In leading Hazon I’m aware of both the fragility and the potential durability of a non-profit, as a vessel for the hopes and the visions of so many. I gave a donation for Manchester Grammar’s 500th anniversary this year: my school survived the English Civil War unscathed, even though the English monarchy did not. I don’t know if the USA will exist in 2136, but I imagine that Harvard, which is due to celebrate its 500th birthday that year, and which has an endowment currently in excess of $30 billion, certainly will. A month ago I heard the mayor of one of Israel’s biggest cities, talking to a small group of people, respond to the question, “What’s your vision for [your city] in thirty years’ time?” He answered, “I can’t answer that question because I don’t think Israel will be here in thirty years, we’ll rip ourselves apart before then…” It was the day after the elections and he was having rather a bad day, but it was a shocking and sobering thing to hear, and an interesting coda to today’s Yom Ha’Atzma’ut (Israel’s Independence Day) celebrations.

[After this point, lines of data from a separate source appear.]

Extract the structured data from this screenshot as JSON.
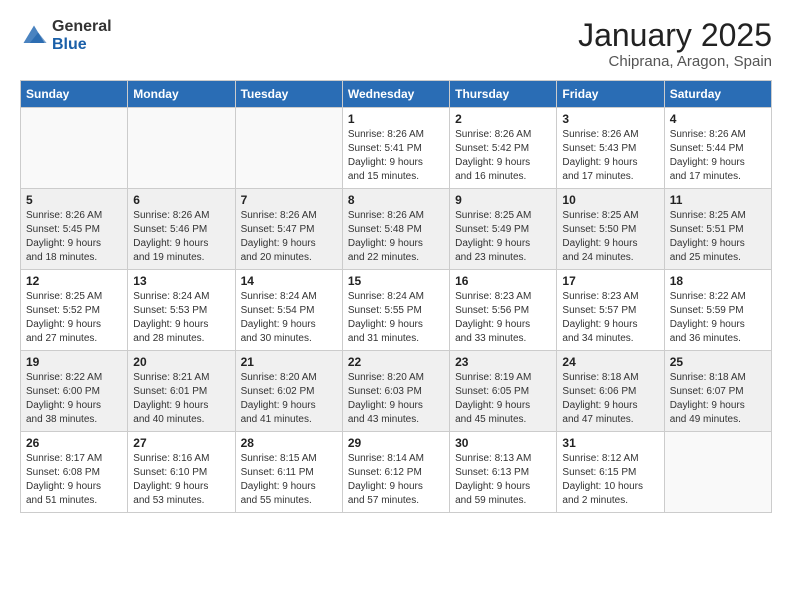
{
  "logo": {
    "general": "General",
    "blue": "Blue"
  },
  "header": {
    "month": "January 2025",
    "location": "Chiprana, Aragon, Spain"
  },
  "weekdays": [
    "Sunday",
    "Monday",
    "Tuesday",
    "Wednesday",
    "Thursday",
    "Friday",
    "Saturday"
  ],
  "weeks": [
    [
      {
        "day": "",
        "info": ""
      },
      {
        "day": "",
        "info": ""
      },
      {
        "day": "",
        "info": ""
      },
      {
        "day": "1",
        "info": "Sunrise: 8:26 AM\nSunset: 5:41 PM\nDaylight: 9 hours\nand 15 minutes."
      },
      {
        "day": "2",
        "info": "Sunrise: 8:26 AM\nSunset: 5:42 PM\nDaylight: 9 hours\nand 16 minutes."
      },
      {
        "day": "3",
        "info": "Sunrise: 8:26 AM\nSunset: 5:43 PM\nDaylight: 9 hours\nand 17 minutes."
      },
      {
        "day": "4",
        "info": "Sunrise: 8:26 AM\nSunset: 5:44 PM\nDaylight: 9 hours\nand 17 minutes."
      }
    ],
    [
      {
        "day": "5",
        "info": "Sunrise: 8:26 AM\nSunset: 5:45 PM\nDaylight: 9 hours\nand 18 minutes."
      },
      {
        "day": "6",
        "info": "Sunrise: 8:26 AM\nSunset: 5:46 PM\nDaylight: 9 hours\nand 19 minutes."
      },
      {
        "day": "7",
        "info": "Sunrise: 8:26 AM\nSunset: 5:47 PM\nDaylight: 9 hours\nand 20 minutes."
      },
      {
        "day": "8",
        "info": "Sunrise: 8:26 AM\nSunset: 5:48 PM\nDaylight: 9 hours\nand 22 minutes."
      },
      {
        "day": "9",
        "info": "Sunrise: 8:25 AM\nSunset: 5:49 PM\nDaylight: 9 hours\nand 23 minutes."
      },
      {
        "day": "10",
        "info": "Sunrise: 8:25 AM\nSunset: 5:50 PM\nDaylight: 9 hours\nand 24 minutes."
      },
      {
        "day": "11",
        "info": "Sunrise: 8:25 AM\nSunset: 5:51 PM\nDaylight: 9 hours\nand 25 minutes."
      }
    ],
    [
      {
        "day": "12",
        "info": "Sunrise: 8:25 AM\nSunset: 5:52 PM\nDaylight: 9 hours\nand 27 minutes."
      },
      {
        "day": "13",
        "info": "Sunrise: 8:24 AM\nSunset: 5:53 PM\nDaylight: 9 hours\nand 28 minutes."
      },
      {
        "day": "14",
        "info": "Sunrise: 8:24 AM\nSunset: 5:54 PM\nDaylight: 9 hours\nand 30 minutes."
      },
      {
        "day": "15",
        "info": "Sunrise: 8:24 AM\nSunset: 5:55 PM\nDaylight: 9 hours\nand 31 minutes."
      },
      {
        "day": "16",
        "info": "Sunrise: 8:23 AM\nSunset: 5:56 PM\nDaylight: 9 hours\nand 33 minutes."
      },
      {
        "day": "17",
        "info": "Sunrise: 8:23 AM\nSunset: 5:57 PM\nDaylight: 9 hours\nand 34 minutes."
      },
      {
        "day": "18",
        "info": "Sunrise: 8:22 AM\nSunset: 5:59 PM\nDaylight: 9 hours\nand 36 minutes."
      }
    ],
    [
      {
        "day": "19",
        "info": "Sunrise: 8:22 AM\nSunset: 6:00 PM\nDaylight: 9 hours\nand 38 minutes."
      },
      {
        "day": "20",
        "info": "Sunrise: 8:21 AM\nSunset: 6:01 PM\nDaylight: 9 hours\nand 40 minutes."
      },
      {
        "day": "21",
        "info": "Sunrise: 8:20 AM\nSunset: 6:02 PM\nDaylight: 9 hours\nand 41 minutes."
      },
      {
        "day": "22",
        "info": "Sunrise: 8:20 AM\nSunset: 6:03 PM\nDaylight: 9 hours\nand 43 minutes."
      },
      {
        "day": "23",
        "info": "Sunrise: 8:19 AM\nSunset: 6:05 PM\nDaylight: 9 hours\nand 45 minutes."
      },
      {
        "day": "24",
        "info": "Sunrise: 8:18 AM\nSunset: 6:06 PM\nDaylight: 9 hours\nand 47 minutes."
      },
      {
        "day": "25",
        "info": "Sunrise: 8:18 AM\nSunset: 6:07 PM\nDaylight: 9 hours\nand 49 minutes."
      }
    ],
    [
      {
        "day": "26",
        "info": "Sunrise: 8:17 AM\nSunset: 6:08 PM\nDaylight: 9 hours\nand 51 minutes."
      },
      {
        "day": "27",
        "info": "Sunrise: 8:16 AM\nSunset: 6:10 PM\nDaylight: 9 hours\nand 53 minutes."
      },
      {
        "day": "28",
        "info": "Sunrise: 8:15 AM\nSunset: 6:11 PM\nDaylight: 9 hours\nand 55 minutes."
      },
      {
        "day": "29",
        "info": "Sunrise: 8:14 AM\nSunset: 6:12 PM\nDaylight: 9 hours\nand 57 minutes."
      },
      {
        "day": "30",
        "info": "Sunrise: 8:13 AM\nSunset: 6:13 PM\nDaylight: 9 hours\nand 59 minutes."
      },
      {
        "day": "31",
        "info": "Sunrise: 8:12 AM\nSunset: 6:15 PM\nDaylight: 10 hours\nand 2 minutes."
      },
      {
        "day": "",
        "info": ""
      }
    ]
  ]
}
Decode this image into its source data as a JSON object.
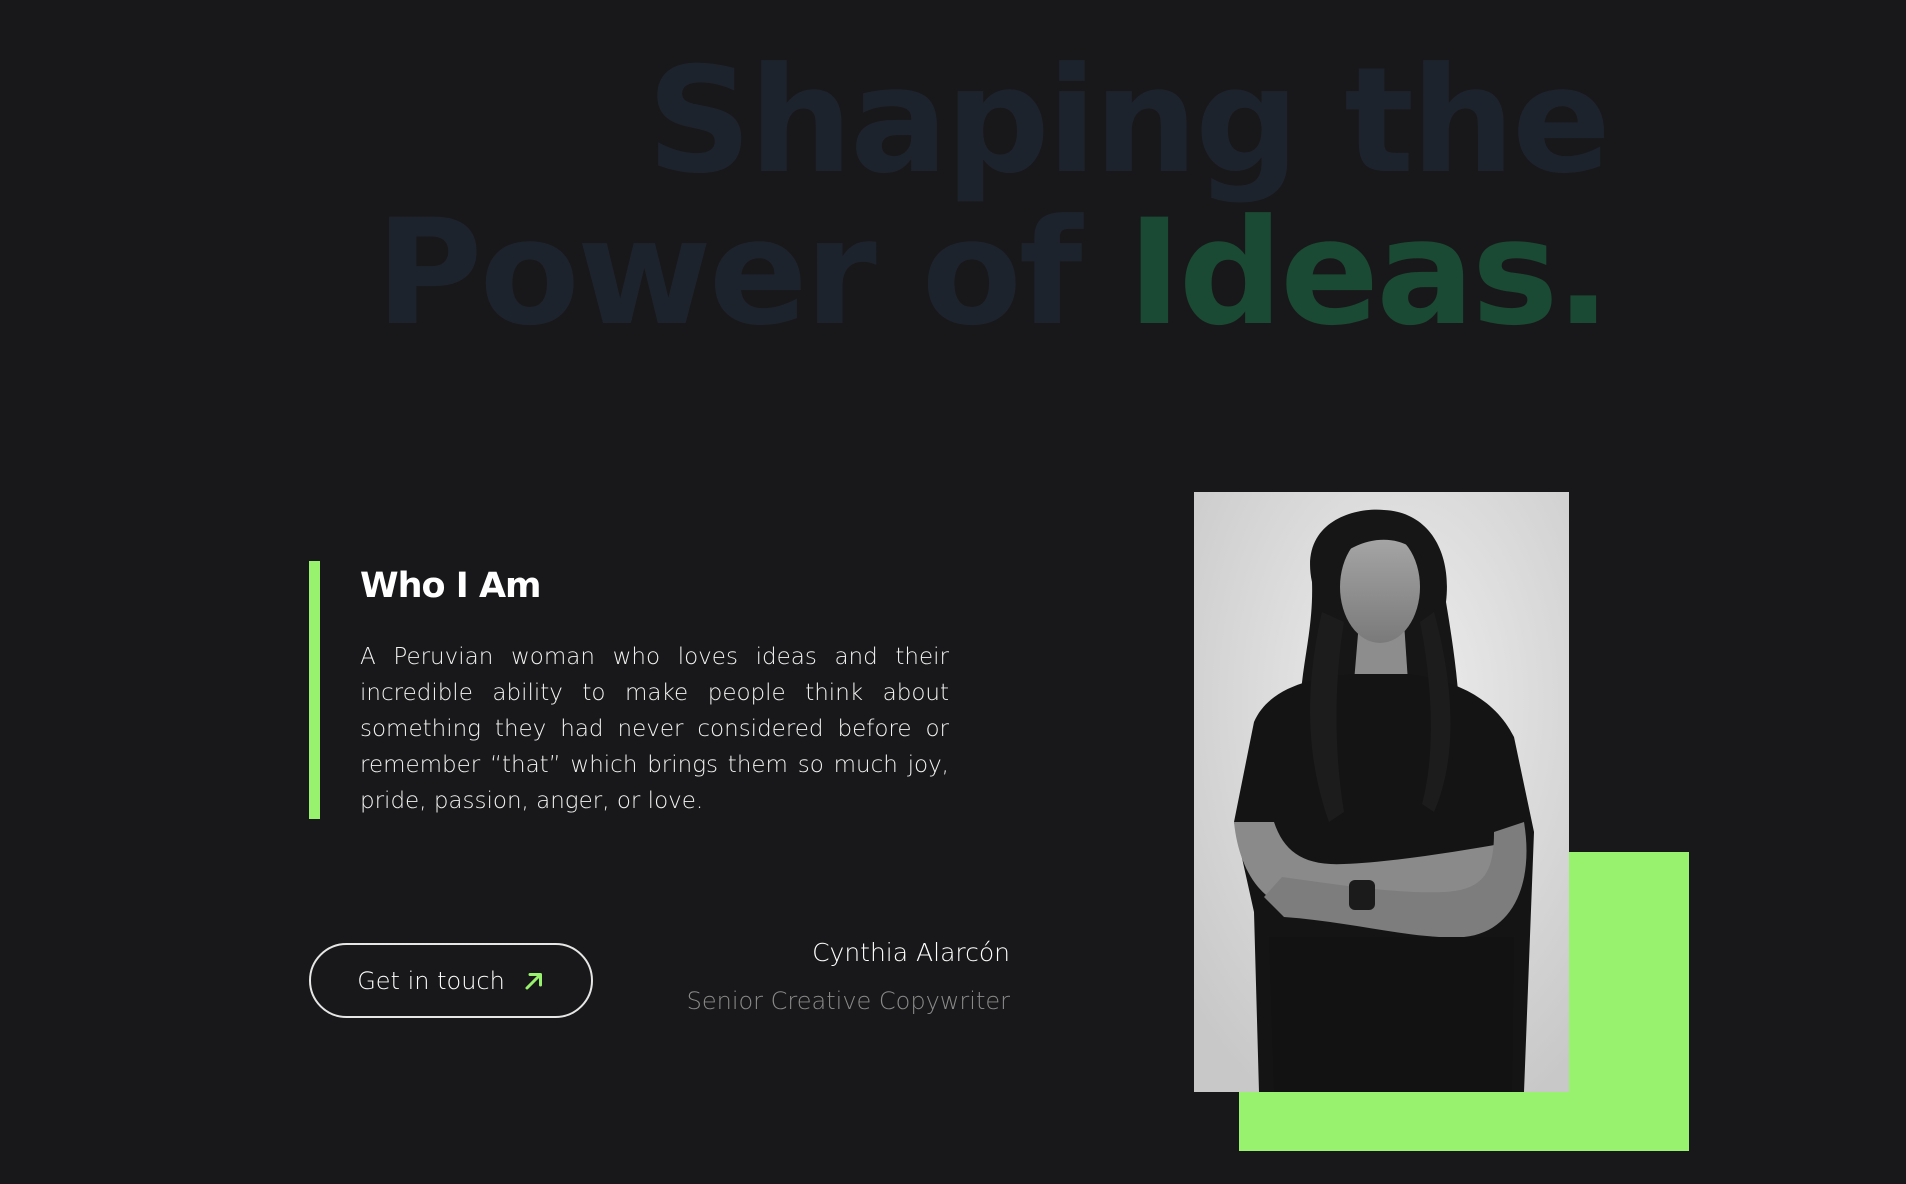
{
  "hero": {
    "line1": "Shaping the",
    "line2_prefix": "Power of ",
    "line2_accent": "Ideas."
  },
  "about": {
    "title": "Who I Am",
    "text": "A Peruvian woman who loves ideas and their incredible ability to make people think about something they had never considered before or remember “that” which brings them so much joy, pride, passion, anger, or love."
  },
  "cta": {
    "label": "Get in touch",
    "icon": "arrow-up-right-icon"
  },
  "person": {
    "name": "Cynthia Alarcón",
    "role": "Senior Creative Copywriter"
  },
  "colors": {
    "background": "#18181a",
    "accent_green": "#99f26e",
    "hero_text": "#1d232d",
    "hero_accent": "#1a4a33"
  }
}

My point is that we cannot assume the permanence of institutions, nor of societies or countries; they require our ongoing commitment to preserve and protect them. In a centrifugal era we need centripetal commitments. I would not have mourned the fall of the Assad regime in Syria – odious, murderous – and yet I have only compassion for the Syrian people right now. They have ended what came before, but I do not know when or how they will again find themselves living in the peace and safety many of us are able to take for granted. I remember during the civil war in Lebanon, many years ago, dining with a friend who had lived in Beirut in the fifties, and who spoke of what a wonderful city it was. We break things much more easily than we put them back together.

Jewish tradition lends itself to an awareness of the juxtaposition of the long sweep of history and the sharp cycles of societal change. Lecha dodi is perhaps 500 years old. Adon Olam is a thousand years old. Aleinu, Kiddush, – 2,000 years old. But in 1948 – when the State of Israel was founded – there were more Jews in the Bronx than in the State of Israel. The population of Baghdad in 1930 was a third Jewish – more Jewish than Manhattan is today. Can you imagine that? Jews have lived in Afghanistan continuously for 1,500 years, but today Zablon Simintov is the last Jew in Kabul.

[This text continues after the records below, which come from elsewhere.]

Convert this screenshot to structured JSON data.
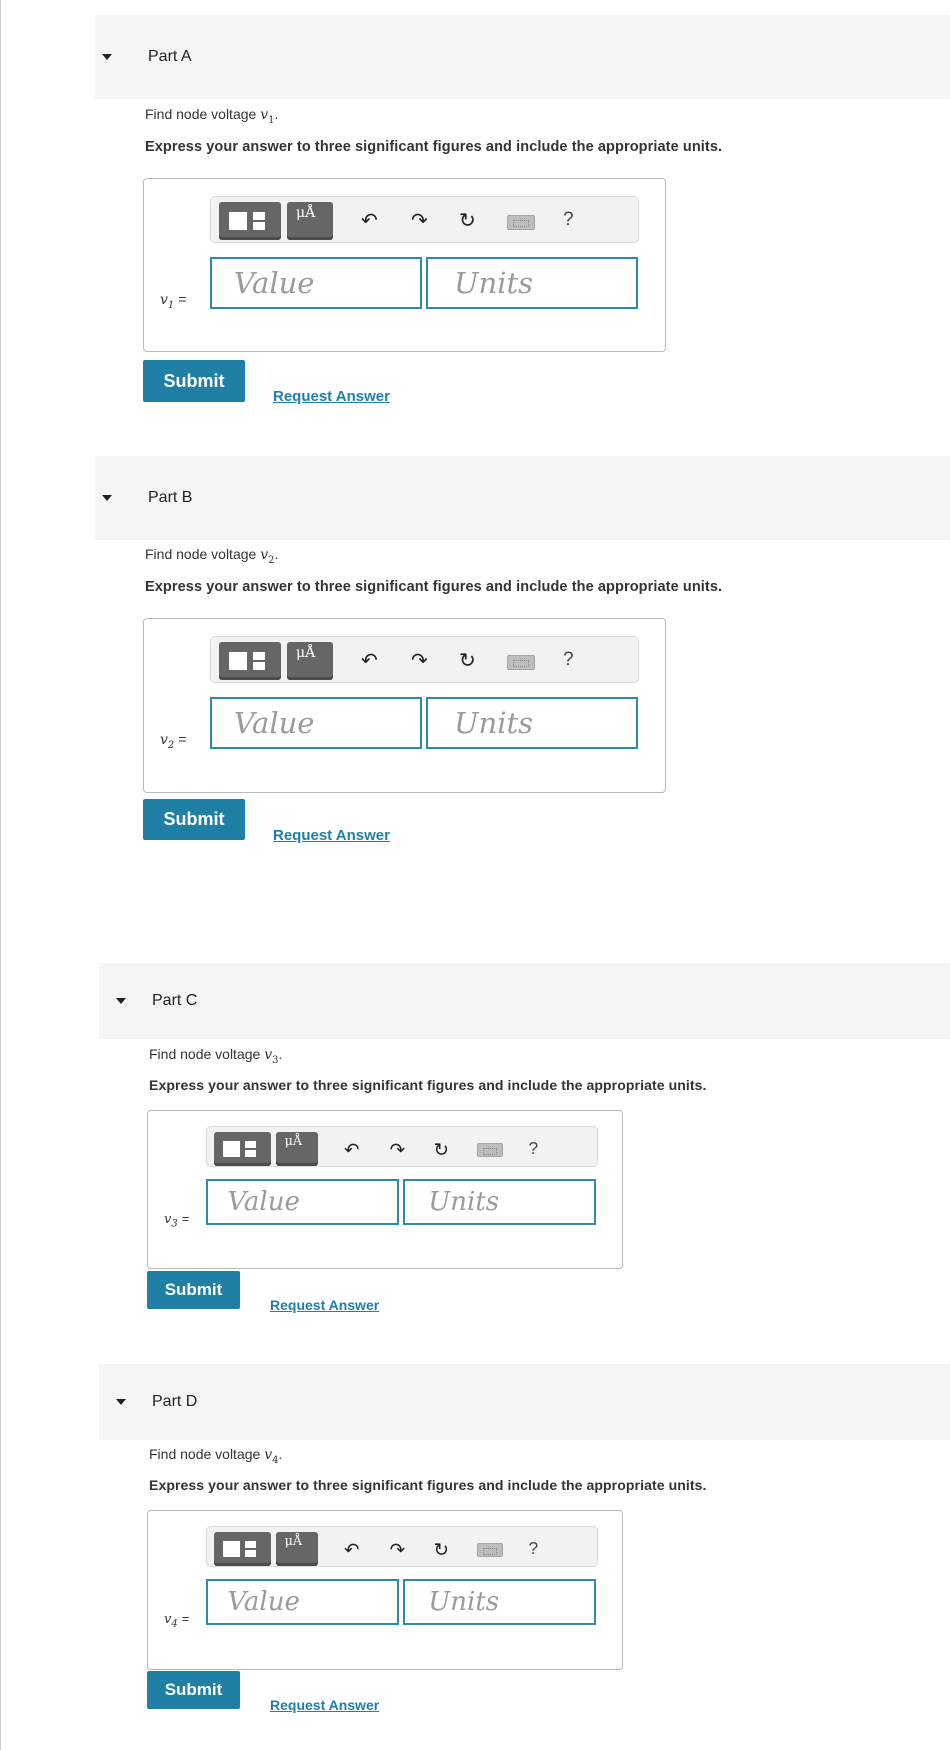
{
  "parts": [
    {
      "title": "Part A",
      "prompt_text": "Find node voltage ",
      "var": "v",
      "sub": "1",
      "instruction": "Express your answer to three significant figures and include the appropriate units.",
      "equals": "=",
      "value_placeholder": "Value",
      "units_placeholder": "Units",
      "submit_label": "Submit",
      "request_label": "Request Answer",
      "unit_glyph": "μÅ",
      "help": "?"
    },
    {
      "title": "Part B",
      "prompt_text": "Find node voltage ",
      "var": "v",
      "sub": "2",
      "instruction": "Express your answer to three significant figures and include the appropriate units.",
      "equals": "=",
      "value_placeholder": "Value",
      "units_placeholder": "Units",
      "submit_label": "Submit",
      "request_label": "Request Answer",
      "unit_glyph": "μÅ",
      "help": "?"
    },
    {
      "title": "Part C",
      "prompt_text": "Find node voltage ",
      "var": "v",
      "sub": "3",
      "instruction": "Express your answer to three significant figures and include the appropriate units.",
      "equals": "=",
      "value_placeholder": "Value",
      "units_placeholder": "Units",
      "submit_label": "Submit",
      "request_label": "Request Answer",
      "unit_glyph": "μÅ",
      "help": "?"
    },
    {
      "title": "Part D",
      "prompt_text": "Find node voltage ",
      "var": "v",
      "sub": "4",
      "instruction": "Express your answer to three significant figures and include the appropriate units.",
      "equals": "=",
      "value_placeholder": "Value",
      "units_placeholder": "Units",
      "submit_label": "Submit",
      "request_label": "Request Answer",
      "unit_glyph": "μÅ",
      "help": "?"
    }
  ],
  "icons": {
    "undo": "undo-icon",
    "redo": "redo-icon",
    "reset": "reset-icon",
    "keyboard": "keyboard-icon",
    "help": "help-icon",
    "templates": "templates-icon",
    "units": "units-icon"
  },
  "colors": {
    "accent": "#1f7fa5",
    "field_border": "#2e8aa6",
    "header_bg": "#f5f5f5"
  }
}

Earth Day, yesterday, comes to remind us that forests, fish stocks, trees, aquifers – all are ancient miracles, all durable, all fragile. They can withstand much, but they cannot withstand everything. I find it satisfying, as a guy, to stand at the seashore and pee into the Pacific Ocean, trying to calculate my infinitesimal impact; but the Great Pacific Garbage Patch is a different matter entirely.

So I’m grateful to each of you for the role that each of you plays in Hazon and in our wider communities. Effecting change requires ongoing eco-systems of support and of good faith. Non-profits, communities, synagogues; the USA, Israel, the Jewish people; each culture of which we are part is influenced by us each day, for good or ill, in countless ways. May our anniversaries – personal, societal – come to awaken us to goodness, kindness and commitment.